Excerpts from a dataset
Content starts

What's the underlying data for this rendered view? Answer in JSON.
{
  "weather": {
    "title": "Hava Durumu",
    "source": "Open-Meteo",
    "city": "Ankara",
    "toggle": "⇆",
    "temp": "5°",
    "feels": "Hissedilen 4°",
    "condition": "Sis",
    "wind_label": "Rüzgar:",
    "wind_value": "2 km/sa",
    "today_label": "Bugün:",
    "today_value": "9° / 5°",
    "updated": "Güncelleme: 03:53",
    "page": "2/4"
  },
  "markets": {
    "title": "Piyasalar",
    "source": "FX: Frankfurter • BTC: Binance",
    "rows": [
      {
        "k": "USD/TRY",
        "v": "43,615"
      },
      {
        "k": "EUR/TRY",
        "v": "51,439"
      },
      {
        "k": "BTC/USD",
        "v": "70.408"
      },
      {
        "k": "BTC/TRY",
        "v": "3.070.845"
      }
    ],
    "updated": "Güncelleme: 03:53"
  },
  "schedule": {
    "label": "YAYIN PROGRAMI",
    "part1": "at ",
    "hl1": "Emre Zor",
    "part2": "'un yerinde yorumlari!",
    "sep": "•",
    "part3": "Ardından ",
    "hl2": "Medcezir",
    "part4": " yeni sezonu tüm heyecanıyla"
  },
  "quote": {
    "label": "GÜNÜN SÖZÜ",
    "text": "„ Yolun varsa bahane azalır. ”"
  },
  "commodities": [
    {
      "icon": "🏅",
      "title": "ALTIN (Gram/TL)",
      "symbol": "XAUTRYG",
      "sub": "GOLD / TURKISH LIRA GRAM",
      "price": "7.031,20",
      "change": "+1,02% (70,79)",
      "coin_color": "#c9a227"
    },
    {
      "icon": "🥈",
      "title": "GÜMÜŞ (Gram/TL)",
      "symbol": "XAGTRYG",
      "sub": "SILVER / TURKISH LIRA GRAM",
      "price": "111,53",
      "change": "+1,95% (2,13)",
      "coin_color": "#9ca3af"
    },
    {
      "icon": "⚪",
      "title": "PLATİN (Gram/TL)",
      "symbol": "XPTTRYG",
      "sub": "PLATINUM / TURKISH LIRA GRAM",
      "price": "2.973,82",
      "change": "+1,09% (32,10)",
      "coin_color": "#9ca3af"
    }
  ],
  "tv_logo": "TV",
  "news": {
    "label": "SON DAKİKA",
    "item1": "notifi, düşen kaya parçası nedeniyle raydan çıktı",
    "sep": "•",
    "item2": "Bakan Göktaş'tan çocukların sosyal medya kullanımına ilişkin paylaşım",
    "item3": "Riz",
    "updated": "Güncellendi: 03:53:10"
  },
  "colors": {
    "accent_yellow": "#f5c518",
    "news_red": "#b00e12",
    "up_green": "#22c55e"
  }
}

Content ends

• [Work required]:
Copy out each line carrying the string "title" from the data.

• [Output]:
    "title": "Hava Durumu",
    "title": "Piyasalar",
      "title": "ALTIN (Gram/TL)",
      "title": "GÜMÜŞ (Gram/TL)",
      "title": "PLATİN (Gram/TL)",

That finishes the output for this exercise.